Grossman, J. B., Chan, C. S., Schwartz, S. E. O., & Rhodes, J. E. (2012). The test of time in school-based mentoring: The role of relationship duration and re-matching on academic outcomes. American Journal of Community Psychology, 49(1-2), 43–54. doi:10.1007/s10464-011-9435-0
Kratochwill, T. R., Hoagwood, K. E., Kazak, A. E., Weisz, J. R., Hood, K., Vargas, L. A., & Banez, G. A. (2012). Practice-Based Evidence for Children and Adolescents: Advancing the Research Agenda in Schools. School Psychology Review, 41(2).
Langberg, J. M., Epstein, J. N., Urbanowicz, C. M., Simon, J. O., & Graham, A. J. (2008). Efficacy of an organization skills intervention to improve the academic functioning of students with attention-deficit/hyperactivity disorder. School Psychology Quarterly, 23(3), 407–417. doi:10.1037/1045-38188.8.131.527

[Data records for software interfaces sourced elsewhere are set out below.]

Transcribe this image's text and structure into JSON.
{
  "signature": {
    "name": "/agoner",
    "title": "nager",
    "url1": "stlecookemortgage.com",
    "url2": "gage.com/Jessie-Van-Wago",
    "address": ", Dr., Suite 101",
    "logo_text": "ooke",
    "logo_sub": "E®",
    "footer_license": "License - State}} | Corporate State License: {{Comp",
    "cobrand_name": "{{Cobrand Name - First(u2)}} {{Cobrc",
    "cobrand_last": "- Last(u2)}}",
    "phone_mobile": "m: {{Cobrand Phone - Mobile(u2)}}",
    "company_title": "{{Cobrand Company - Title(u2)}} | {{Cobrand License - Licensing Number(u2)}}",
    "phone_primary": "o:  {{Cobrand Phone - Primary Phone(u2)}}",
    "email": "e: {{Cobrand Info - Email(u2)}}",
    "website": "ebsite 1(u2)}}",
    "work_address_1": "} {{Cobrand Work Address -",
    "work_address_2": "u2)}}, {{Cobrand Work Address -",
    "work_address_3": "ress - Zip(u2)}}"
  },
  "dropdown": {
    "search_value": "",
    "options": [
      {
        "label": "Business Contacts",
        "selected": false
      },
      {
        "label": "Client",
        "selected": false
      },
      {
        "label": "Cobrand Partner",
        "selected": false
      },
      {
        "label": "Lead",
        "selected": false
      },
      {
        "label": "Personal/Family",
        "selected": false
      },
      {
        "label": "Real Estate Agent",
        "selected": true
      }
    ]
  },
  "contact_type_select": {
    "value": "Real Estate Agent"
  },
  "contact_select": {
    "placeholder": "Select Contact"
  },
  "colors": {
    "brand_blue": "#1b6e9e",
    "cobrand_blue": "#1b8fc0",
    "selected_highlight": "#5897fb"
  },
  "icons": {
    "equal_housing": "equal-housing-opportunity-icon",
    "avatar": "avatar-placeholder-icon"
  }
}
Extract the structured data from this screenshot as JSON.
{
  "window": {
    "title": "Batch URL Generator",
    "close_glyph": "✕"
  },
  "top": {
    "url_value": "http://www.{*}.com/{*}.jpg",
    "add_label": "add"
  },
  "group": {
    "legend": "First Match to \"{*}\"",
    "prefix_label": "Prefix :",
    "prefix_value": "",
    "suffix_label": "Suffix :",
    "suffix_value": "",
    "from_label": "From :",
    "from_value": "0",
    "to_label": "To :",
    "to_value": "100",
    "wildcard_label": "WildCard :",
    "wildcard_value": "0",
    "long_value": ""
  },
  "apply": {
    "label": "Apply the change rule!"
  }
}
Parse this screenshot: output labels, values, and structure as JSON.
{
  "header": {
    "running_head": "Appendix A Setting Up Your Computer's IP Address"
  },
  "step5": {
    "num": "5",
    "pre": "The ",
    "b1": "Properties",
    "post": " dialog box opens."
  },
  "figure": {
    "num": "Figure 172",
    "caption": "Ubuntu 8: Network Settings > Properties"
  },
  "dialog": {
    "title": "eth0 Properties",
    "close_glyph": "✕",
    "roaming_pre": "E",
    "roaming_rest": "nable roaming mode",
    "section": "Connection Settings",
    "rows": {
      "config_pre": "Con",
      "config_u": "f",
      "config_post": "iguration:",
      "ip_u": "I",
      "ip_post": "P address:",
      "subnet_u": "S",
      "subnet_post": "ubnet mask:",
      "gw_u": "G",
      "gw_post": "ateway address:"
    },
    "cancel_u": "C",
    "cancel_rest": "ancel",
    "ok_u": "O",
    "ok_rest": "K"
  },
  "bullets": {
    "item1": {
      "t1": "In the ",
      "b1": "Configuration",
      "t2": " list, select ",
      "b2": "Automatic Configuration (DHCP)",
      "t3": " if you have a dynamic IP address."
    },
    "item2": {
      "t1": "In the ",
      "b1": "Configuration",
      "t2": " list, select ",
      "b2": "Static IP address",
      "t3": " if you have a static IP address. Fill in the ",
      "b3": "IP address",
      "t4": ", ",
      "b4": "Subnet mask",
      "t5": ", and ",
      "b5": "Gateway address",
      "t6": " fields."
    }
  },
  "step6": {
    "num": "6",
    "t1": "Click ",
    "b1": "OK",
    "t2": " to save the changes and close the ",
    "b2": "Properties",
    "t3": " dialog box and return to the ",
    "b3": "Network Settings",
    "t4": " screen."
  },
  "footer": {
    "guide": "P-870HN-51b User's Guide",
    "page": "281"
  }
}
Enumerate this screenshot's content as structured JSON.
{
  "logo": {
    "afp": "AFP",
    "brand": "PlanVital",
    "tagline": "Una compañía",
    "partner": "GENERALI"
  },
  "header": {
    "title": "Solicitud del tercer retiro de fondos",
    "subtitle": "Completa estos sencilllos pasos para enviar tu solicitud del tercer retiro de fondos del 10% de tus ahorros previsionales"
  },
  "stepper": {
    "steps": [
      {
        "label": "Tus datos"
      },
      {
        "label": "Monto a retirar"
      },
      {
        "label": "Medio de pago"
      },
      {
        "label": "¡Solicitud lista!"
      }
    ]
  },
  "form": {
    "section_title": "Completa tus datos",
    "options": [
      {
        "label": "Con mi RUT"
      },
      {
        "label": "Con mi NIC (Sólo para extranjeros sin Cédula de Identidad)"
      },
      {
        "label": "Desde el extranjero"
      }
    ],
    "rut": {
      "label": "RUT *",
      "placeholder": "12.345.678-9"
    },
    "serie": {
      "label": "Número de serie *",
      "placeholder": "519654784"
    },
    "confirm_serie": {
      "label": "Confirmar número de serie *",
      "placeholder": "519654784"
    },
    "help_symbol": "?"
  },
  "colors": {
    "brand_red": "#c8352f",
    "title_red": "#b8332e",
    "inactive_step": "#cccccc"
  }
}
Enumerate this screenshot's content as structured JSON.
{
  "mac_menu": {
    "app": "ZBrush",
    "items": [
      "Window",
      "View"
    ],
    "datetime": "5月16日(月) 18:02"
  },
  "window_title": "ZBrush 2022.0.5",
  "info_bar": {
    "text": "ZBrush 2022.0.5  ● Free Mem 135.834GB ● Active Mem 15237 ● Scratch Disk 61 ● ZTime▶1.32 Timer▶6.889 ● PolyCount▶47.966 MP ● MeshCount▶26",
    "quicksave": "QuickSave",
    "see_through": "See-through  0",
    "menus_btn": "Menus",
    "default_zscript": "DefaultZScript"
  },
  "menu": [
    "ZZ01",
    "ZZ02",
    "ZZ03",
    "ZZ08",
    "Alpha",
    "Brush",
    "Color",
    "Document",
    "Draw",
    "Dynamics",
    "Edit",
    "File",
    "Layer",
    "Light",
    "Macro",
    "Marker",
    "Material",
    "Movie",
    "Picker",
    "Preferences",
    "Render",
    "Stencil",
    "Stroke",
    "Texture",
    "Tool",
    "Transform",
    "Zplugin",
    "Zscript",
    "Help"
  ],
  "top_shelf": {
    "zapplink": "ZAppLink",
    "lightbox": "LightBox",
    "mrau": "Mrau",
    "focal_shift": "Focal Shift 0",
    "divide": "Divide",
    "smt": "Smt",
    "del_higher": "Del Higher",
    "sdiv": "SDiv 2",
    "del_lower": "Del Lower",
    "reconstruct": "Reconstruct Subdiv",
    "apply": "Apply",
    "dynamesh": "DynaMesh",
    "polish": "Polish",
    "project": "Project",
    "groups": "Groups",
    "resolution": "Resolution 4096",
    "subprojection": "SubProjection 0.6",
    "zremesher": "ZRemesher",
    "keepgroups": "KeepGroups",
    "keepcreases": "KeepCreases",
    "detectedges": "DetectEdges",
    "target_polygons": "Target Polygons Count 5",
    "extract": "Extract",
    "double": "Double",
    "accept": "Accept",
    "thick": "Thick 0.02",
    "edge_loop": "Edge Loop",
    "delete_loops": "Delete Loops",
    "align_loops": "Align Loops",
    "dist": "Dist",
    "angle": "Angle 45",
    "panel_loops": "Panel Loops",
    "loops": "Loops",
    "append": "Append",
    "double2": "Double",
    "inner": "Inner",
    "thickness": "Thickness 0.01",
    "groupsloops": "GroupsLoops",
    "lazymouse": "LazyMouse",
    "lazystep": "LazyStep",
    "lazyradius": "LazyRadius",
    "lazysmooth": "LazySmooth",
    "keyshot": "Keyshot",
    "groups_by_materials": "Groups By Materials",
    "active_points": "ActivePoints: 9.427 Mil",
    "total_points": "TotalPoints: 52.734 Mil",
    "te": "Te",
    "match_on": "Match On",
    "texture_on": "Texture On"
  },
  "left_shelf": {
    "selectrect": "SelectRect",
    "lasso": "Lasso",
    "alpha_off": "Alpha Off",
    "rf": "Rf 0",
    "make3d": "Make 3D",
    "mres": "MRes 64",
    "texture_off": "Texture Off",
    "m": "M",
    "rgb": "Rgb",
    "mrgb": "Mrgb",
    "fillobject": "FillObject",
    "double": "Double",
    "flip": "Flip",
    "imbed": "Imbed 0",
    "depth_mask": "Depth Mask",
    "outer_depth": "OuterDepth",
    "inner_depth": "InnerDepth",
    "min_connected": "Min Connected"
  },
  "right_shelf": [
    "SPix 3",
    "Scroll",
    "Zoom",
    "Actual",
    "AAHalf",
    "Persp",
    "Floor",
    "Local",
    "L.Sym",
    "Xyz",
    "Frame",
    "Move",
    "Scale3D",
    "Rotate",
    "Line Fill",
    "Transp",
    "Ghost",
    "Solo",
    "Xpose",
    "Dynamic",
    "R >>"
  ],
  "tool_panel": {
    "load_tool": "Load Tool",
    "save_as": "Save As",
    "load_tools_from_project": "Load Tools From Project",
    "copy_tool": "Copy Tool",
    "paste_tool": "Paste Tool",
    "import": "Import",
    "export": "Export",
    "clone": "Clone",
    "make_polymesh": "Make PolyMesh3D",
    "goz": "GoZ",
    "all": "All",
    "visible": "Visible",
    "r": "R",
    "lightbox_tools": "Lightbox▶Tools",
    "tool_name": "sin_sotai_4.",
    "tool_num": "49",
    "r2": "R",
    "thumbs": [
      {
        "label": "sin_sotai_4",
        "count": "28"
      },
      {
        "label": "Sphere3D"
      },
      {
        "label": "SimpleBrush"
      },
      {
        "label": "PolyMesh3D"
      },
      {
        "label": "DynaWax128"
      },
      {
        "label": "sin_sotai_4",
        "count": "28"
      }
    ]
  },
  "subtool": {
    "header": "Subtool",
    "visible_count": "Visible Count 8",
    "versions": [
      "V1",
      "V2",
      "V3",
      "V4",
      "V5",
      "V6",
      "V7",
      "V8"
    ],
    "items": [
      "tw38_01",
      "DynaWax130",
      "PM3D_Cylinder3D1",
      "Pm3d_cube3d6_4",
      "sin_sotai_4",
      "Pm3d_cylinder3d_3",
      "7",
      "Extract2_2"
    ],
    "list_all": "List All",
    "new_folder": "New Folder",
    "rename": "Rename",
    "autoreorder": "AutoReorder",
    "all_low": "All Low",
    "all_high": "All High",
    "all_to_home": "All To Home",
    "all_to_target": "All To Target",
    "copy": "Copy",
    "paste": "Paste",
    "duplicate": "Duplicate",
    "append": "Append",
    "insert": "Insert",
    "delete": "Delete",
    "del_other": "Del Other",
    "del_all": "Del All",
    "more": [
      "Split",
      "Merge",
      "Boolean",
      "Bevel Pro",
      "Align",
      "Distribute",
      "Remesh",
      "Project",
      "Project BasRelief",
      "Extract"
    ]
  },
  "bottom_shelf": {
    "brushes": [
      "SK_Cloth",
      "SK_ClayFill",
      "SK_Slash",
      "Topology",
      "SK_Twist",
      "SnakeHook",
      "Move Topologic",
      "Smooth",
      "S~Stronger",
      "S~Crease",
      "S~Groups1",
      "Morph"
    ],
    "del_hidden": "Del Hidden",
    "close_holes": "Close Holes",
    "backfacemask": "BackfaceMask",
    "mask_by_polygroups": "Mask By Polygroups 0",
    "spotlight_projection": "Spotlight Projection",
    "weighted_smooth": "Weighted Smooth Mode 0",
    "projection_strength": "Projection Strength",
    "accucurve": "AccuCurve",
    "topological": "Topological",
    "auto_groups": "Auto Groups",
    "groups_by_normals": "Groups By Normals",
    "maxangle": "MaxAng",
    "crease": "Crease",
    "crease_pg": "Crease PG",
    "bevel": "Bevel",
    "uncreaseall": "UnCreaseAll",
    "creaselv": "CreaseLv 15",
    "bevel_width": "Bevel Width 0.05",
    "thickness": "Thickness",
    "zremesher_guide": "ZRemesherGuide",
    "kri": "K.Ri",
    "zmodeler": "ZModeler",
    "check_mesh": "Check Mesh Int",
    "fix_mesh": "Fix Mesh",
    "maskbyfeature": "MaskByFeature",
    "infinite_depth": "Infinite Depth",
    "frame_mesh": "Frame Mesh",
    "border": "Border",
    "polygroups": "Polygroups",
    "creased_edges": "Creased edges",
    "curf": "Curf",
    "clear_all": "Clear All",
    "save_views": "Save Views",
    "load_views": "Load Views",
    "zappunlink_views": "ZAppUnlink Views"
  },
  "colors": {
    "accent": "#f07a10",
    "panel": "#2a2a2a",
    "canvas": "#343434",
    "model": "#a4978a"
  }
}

Leeman, J., & Sandelowski, M. (2012). Practice-based evidence and qualitative inquiry. Journal of Nursing Scholarship, 44(2), 171–179. doi:10.1111/j.1547-5069.2012.01449.x
McQuillin, S. D., Terry, J. D., Strait, G. G., & Smith, B. H. (2013). Innovation in school-based mentoring: Matching the context, structure and goals of mentoring with evidence-based practices. Advances in School Mental Health Promotion, 6(4), 280–294. doi:10.1080/1754730X.2013.832009
McQuillin, S., Smith, B., & Strait, G. (2011). Randomized evaluation of a single semester transitional mentoring program for first year middle school students: A cautionary result for brief, school‐based mentoring programs. Journal of Community Psychology, 39(7), 844–859. doi:10.1002/jcop.20475
Miller, W. R., & Rollnick, S. (2013). Motivational interviewing: Helping people change. New York, NY: Guilford Press.